While standing in a queue of a local cafe to buy lunch one day, a friend stated that she had to leave because she couldn’t decide what to have for lunch.
Nothing too dramatic on the surface—everyone is entitled to leave a queue if they so desire, and the potatoes did have an air of hardened clay about them; but what was unusual was the look of sheer panic on her face.
Initially I thought that something must be wrong, maybe an unexpected ex-boyfriend had come into view. Perhaps she had developed a sudden and profound allergy to tepid lasagna or that my knock-off Hugo Bass aftershave really wasn’t worth the financial thriftiness.
After giving her some time to recover, I learned that the real reason was that she felt under pressure to choose an appropriate sandwich.
Now I like to think of myself as an understanding chap, but I have to admit that at first I couldn’t quite understand what the problem was. Here was a confident, out-going extravert who was explaining to me with wide-eyed fear that she was driven to leave because she was afraid that the people in the queue (and the staff) would negatively judge her if she chose the wrong sandwich.
It sounds amusing when I write it down, but if you could’ve seen the look on her face, it was quite apparent that it was anything but funny.
She admitted that her sudden departure was caused by a social anxiety disorder that she has lived with for years. A condition that I was to learn affected sufferers by increasing their anxiety in social situations, accompanied by an increased fear that they are being negatively judged by others.
It can lead to feelings of inferiority, inadequacy, humiliation and depression.
One of the coping mechanisms is to avoid the social situations that can bring on these emotions, negatively impacting how people live their lives and reducing their participation in things they may actually enjoy.
We have all no doubt experienced feelings like this before. Public speaking, a wedding speech or work presentations are some of the common causes for anxiety and fear. Our palms get clammy, we sweat, our hearts beat faster and we dread the moment we have to stand up and open our babbling mouths (this could just be me), unsure what unusual ramblings will come out.
All eyes fixed firmly upon us leaves us vulnerable to feelings of ridicule and embarrassment. Scary stuff, but actually quite normal. We can still go about our daily lives and enjoy our time on earth even with these intermittent and challenging moments. Life would no doubt be quite dull without them.
Now imagine that the same level of anxiety when selecting a sandwich. Life on a daily basis would become extremely challenging.
The perceived judgment of others is at odds with how the outside world actually views us.
I’m sure, to the staff at the café, it doesn’t really matter if we choose prawns or cheese in our sandwich.

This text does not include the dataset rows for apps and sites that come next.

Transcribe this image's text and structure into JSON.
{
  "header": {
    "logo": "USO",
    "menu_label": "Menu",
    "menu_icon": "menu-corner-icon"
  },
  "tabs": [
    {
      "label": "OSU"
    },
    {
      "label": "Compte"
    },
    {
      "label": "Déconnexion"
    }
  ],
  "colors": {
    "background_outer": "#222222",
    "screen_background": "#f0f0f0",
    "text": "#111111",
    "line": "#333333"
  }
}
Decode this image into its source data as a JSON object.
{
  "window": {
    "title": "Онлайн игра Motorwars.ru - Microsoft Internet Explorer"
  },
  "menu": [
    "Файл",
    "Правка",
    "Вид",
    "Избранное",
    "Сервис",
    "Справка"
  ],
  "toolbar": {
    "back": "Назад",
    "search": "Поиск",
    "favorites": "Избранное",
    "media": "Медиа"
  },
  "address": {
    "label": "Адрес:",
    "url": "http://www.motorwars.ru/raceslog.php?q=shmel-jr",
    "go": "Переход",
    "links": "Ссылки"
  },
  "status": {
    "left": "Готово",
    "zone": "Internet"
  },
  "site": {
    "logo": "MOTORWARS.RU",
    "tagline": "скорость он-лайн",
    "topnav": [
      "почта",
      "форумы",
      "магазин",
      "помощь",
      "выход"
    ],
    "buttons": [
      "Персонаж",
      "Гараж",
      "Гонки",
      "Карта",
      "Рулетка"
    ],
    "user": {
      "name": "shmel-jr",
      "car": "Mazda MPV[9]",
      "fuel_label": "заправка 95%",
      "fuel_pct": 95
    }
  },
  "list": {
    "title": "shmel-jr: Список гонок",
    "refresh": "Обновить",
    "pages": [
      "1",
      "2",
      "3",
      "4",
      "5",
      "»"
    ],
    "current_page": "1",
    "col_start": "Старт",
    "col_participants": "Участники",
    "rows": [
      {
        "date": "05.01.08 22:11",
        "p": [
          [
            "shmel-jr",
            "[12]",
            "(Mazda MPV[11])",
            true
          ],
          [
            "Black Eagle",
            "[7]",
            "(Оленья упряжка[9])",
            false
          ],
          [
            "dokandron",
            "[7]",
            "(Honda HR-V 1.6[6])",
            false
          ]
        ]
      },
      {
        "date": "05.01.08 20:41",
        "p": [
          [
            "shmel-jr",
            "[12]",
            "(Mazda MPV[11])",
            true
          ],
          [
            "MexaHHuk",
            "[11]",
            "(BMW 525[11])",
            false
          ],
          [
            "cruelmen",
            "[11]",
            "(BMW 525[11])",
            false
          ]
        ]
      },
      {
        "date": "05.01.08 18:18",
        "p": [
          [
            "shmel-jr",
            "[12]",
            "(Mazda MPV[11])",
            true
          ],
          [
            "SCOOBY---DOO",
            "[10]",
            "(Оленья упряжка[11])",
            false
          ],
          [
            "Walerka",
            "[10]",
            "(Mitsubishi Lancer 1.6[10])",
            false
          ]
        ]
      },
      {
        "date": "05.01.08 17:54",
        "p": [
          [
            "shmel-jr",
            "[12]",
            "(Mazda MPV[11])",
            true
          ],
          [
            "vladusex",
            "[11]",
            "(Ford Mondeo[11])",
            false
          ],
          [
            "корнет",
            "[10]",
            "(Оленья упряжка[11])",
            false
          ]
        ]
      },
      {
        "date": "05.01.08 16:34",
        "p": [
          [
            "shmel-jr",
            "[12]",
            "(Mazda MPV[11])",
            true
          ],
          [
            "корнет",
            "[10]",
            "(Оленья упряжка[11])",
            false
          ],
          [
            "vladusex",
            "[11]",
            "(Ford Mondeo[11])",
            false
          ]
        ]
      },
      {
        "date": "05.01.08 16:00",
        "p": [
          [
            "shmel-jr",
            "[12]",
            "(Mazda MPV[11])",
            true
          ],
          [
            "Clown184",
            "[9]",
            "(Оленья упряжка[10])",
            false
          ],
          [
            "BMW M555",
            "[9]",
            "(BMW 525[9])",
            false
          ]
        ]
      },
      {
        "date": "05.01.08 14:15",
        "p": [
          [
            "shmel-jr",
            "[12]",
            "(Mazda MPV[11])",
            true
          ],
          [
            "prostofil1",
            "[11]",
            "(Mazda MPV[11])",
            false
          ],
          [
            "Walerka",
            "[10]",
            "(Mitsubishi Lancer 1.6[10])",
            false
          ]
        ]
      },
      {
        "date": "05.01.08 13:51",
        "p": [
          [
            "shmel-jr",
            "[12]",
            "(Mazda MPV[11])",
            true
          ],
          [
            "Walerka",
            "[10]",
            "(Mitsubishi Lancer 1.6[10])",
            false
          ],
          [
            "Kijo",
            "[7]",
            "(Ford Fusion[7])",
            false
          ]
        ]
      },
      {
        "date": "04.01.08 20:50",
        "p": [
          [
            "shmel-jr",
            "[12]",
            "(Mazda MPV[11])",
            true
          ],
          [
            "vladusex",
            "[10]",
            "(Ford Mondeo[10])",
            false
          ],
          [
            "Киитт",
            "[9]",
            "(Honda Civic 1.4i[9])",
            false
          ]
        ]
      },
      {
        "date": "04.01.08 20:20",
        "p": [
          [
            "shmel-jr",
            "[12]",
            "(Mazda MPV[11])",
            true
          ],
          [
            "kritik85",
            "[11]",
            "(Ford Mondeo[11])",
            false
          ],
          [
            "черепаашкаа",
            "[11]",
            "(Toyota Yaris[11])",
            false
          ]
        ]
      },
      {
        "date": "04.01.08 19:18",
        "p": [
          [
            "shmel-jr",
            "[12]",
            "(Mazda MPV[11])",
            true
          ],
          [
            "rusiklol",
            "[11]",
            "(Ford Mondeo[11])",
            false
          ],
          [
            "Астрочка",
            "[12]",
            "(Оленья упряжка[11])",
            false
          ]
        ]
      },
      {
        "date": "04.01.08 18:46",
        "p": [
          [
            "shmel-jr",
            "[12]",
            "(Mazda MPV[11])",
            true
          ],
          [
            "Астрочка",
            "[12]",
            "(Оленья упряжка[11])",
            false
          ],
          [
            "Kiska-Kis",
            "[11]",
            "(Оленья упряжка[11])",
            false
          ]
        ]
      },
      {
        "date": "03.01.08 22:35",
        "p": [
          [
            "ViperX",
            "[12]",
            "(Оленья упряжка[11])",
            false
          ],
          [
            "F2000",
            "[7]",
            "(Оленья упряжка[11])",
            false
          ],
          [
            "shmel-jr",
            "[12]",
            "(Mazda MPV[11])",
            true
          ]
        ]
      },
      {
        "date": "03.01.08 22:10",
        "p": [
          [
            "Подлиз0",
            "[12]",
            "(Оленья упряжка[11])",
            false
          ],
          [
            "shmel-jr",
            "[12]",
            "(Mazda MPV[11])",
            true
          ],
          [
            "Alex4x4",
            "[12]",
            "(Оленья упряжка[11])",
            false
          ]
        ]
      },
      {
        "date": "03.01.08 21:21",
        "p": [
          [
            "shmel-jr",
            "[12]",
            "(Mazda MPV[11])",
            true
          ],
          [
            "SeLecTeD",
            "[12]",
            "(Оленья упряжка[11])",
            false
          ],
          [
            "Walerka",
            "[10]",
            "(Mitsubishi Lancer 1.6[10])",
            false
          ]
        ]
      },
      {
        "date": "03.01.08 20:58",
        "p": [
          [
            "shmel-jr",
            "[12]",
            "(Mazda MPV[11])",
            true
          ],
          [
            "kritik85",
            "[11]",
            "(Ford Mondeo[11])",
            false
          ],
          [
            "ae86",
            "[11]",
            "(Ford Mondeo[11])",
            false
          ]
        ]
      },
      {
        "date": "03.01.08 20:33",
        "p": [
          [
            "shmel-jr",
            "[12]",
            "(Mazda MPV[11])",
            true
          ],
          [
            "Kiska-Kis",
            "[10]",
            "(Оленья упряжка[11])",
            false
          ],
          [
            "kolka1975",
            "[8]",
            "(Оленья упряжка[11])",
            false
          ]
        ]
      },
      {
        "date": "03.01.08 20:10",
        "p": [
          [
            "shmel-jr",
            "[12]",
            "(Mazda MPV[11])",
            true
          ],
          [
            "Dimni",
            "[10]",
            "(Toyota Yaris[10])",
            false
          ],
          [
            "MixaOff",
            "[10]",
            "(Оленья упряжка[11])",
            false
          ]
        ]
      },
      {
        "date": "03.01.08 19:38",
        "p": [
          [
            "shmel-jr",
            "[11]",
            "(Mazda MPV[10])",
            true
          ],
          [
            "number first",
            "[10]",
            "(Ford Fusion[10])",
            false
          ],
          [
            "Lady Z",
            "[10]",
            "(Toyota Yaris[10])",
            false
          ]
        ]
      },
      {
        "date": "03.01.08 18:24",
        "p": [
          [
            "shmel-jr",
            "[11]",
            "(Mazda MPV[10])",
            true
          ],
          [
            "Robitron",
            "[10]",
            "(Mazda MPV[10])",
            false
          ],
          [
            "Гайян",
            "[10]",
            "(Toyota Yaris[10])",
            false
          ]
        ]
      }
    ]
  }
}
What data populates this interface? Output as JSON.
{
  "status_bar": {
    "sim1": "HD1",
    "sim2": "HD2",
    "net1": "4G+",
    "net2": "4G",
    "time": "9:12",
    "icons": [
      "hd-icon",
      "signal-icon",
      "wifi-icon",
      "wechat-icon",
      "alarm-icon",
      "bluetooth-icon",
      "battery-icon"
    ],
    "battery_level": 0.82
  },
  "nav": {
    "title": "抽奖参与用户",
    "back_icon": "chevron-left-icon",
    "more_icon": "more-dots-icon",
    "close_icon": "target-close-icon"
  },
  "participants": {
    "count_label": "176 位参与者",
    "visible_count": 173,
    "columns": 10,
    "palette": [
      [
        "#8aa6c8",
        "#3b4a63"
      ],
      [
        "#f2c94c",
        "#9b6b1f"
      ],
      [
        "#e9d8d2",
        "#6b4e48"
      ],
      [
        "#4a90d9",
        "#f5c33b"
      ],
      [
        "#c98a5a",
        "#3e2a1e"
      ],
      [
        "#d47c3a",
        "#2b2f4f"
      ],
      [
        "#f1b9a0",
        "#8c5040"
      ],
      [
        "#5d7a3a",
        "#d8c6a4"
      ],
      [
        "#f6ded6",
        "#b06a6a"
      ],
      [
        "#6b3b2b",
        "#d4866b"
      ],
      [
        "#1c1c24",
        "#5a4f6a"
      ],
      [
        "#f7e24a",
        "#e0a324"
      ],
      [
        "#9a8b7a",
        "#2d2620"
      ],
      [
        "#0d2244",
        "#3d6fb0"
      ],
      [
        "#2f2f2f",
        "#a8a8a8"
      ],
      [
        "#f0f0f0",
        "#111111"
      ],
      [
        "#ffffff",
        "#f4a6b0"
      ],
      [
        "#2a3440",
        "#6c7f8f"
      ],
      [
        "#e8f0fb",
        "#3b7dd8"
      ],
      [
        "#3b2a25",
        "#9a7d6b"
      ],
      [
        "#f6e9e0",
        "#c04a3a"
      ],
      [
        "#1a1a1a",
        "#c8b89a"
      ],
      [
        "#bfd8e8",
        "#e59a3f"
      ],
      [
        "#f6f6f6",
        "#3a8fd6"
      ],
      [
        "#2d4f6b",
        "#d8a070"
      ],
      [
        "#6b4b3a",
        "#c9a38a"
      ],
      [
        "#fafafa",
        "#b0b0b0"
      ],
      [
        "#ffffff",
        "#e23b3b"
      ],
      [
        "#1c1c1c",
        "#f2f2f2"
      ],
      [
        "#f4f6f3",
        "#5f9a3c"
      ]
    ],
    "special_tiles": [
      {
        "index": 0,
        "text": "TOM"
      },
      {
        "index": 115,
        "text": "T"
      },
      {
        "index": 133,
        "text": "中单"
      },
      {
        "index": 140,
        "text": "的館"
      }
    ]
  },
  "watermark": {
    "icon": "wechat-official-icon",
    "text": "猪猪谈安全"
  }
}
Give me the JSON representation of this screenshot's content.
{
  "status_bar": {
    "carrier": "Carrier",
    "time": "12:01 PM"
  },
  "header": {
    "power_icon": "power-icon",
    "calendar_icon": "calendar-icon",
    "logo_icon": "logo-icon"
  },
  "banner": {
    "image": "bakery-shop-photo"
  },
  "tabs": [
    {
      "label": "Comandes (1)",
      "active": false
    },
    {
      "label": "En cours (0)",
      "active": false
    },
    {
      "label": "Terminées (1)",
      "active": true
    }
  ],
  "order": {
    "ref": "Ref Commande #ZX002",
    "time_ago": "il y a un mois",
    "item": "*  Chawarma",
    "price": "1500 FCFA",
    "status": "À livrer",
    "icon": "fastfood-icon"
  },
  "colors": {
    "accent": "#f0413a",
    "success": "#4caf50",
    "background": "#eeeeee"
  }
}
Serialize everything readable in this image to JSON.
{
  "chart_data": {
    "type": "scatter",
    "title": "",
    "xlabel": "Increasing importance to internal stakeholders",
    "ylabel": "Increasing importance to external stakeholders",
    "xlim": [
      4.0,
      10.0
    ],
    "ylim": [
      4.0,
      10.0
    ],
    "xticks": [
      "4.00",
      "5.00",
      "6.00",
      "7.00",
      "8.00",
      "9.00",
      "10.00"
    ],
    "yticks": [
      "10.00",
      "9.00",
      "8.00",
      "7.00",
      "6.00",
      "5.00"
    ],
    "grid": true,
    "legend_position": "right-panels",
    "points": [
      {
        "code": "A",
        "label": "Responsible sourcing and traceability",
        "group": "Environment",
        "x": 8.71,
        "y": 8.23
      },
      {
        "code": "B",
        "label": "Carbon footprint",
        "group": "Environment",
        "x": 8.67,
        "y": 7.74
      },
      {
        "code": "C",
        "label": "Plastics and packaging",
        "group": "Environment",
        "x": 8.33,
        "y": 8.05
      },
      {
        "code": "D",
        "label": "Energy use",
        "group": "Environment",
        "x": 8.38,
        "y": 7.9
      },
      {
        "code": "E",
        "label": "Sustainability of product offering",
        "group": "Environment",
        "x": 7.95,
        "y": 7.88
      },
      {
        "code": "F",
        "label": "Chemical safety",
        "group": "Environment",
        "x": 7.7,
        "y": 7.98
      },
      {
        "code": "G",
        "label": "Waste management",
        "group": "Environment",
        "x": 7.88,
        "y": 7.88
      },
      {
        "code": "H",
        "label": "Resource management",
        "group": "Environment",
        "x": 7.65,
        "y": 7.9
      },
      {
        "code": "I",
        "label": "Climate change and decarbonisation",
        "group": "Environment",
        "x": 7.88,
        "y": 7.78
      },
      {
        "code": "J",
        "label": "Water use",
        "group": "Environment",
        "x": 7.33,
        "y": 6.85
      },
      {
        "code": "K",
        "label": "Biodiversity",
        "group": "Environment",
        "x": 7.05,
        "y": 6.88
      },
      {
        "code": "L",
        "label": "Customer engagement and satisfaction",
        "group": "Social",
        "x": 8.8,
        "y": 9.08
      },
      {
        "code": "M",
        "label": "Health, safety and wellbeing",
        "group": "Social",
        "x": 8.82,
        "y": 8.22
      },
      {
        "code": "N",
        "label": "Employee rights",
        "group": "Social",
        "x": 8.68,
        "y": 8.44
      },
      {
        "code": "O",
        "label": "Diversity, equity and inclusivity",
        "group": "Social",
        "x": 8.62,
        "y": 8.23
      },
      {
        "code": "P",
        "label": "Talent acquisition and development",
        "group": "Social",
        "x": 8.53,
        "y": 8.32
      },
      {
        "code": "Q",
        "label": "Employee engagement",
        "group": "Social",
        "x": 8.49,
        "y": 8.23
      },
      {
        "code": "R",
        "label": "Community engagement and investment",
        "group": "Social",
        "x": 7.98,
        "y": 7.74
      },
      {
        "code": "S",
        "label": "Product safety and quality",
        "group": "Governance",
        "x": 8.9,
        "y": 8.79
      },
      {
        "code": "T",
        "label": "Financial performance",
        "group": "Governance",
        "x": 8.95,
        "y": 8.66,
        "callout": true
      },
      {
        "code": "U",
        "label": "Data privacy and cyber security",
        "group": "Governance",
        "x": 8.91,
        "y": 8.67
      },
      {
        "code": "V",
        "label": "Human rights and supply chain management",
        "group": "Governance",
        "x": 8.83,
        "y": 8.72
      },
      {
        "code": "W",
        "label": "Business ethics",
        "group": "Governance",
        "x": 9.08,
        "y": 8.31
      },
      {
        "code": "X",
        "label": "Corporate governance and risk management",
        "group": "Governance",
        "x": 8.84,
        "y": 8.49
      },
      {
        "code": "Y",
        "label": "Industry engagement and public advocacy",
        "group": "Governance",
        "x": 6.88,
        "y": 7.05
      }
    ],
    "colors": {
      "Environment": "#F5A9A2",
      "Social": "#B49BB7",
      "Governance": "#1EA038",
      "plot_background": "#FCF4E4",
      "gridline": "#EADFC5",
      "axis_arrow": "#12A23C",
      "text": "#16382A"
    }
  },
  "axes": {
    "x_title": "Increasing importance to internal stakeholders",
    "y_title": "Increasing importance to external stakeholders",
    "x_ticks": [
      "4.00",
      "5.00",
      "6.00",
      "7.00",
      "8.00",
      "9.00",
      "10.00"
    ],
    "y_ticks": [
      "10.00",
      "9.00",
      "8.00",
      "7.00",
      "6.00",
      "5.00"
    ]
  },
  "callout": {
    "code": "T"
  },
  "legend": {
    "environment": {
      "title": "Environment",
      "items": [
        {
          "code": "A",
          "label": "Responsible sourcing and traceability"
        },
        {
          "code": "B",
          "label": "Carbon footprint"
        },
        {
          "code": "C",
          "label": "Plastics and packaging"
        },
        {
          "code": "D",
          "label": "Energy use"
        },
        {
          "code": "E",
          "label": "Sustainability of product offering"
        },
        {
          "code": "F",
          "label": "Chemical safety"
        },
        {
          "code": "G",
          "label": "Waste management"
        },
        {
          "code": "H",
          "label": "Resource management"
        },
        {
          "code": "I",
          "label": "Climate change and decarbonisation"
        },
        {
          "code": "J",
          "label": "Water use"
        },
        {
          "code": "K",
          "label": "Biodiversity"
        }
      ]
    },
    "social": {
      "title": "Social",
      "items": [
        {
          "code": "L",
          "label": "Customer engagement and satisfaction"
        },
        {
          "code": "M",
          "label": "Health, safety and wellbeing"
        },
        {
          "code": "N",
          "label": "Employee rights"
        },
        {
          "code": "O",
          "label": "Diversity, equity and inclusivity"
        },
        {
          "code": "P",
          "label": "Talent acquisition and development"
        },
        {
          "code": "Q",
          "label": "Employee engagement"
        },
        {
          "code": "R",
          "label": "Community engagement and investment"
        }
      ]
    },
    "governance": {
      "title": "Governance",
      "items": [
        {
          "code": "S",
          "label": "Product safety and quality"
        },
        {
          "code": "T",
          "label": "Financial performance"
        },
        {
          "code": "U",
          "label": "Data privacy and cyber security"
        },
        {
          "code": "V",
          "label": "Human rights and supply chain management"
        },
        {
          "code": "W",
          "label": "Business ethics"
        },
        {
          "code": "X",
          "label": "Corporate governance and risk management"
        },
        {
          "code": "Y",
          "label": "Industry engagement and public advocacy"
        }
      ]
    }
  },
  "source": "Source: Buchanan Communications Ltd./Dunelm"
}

What does matter is my friend’s experience of the event and if there’s anything that can be done to help.
The most common form of therapy is cognitive behavioral therapy that teaches the sufferer to challenge their way of thinking. The theory is that if you can change your way of thinking, your behavior and subsequent reaction to stressful stimuli will also be altered. However some believe the 11-week course typically prescribed isn’t long enough to make any lasting changes.
One alternative therapy that’s been growing in popularity is using the use of meditation for anxiety related disorders and the positive effect it can have on our stress response system.
Dr. Elizabeth Hoge, a psychiatrist at the Center for Anxiety and Traumatic Stress Disorders at Massachusetts General Hospital and an assistant professor of psychiatry at Harvard Medical School, says that meditation makes perfect sense for treating anxiety.
“People with anxiety have a problem dealing with distracting thoughts that have too much power. They can’t distinguish between a problem-solving thought and a nagging worry that has no benefit. Meditation teaches you to recognize, ‘Oh, there’s that thought again. I’ve been here before. But it’s just that—a thought, and not a part of my core self.’”
The actual physical changes in our brain are also encouraging. Numerous MRI studies have shown that when we meditate it affects, or rather calms the amygdala, the area of our brain associated with the flight or fight response. With practice, meditation reduces the hyper-arousal in our brain associated with fear and in turn, reduces the perceived threat of choosing the appropriate sandwich.
I’ve explained all of this to my friend and hope she tries it. I’ve seen first hand the externally subtle, but profound internal changes meditation can bring to people. The only problem with trying something new is that it can understandably be a challenge for someone with a social anxiety disorder. But that’s why I think meditation may be the way to go.
There’s no right or wrong answer, no test, no judgment—just a few minutes every day to re-set what our nervous system was designed for.
My friend hasn’t always felt like this, and I hope with a bit of support from people who are eager and willing to help (we all need help from time to time), that her nervous system and life can get back to what nature intended.
Love elephant and want to go steady?
Author: Nick Huxsted
Apprentice Editor: Kim Haas / Editor: Catherine Monkman
Photo: Amy Wilbanks via Flickr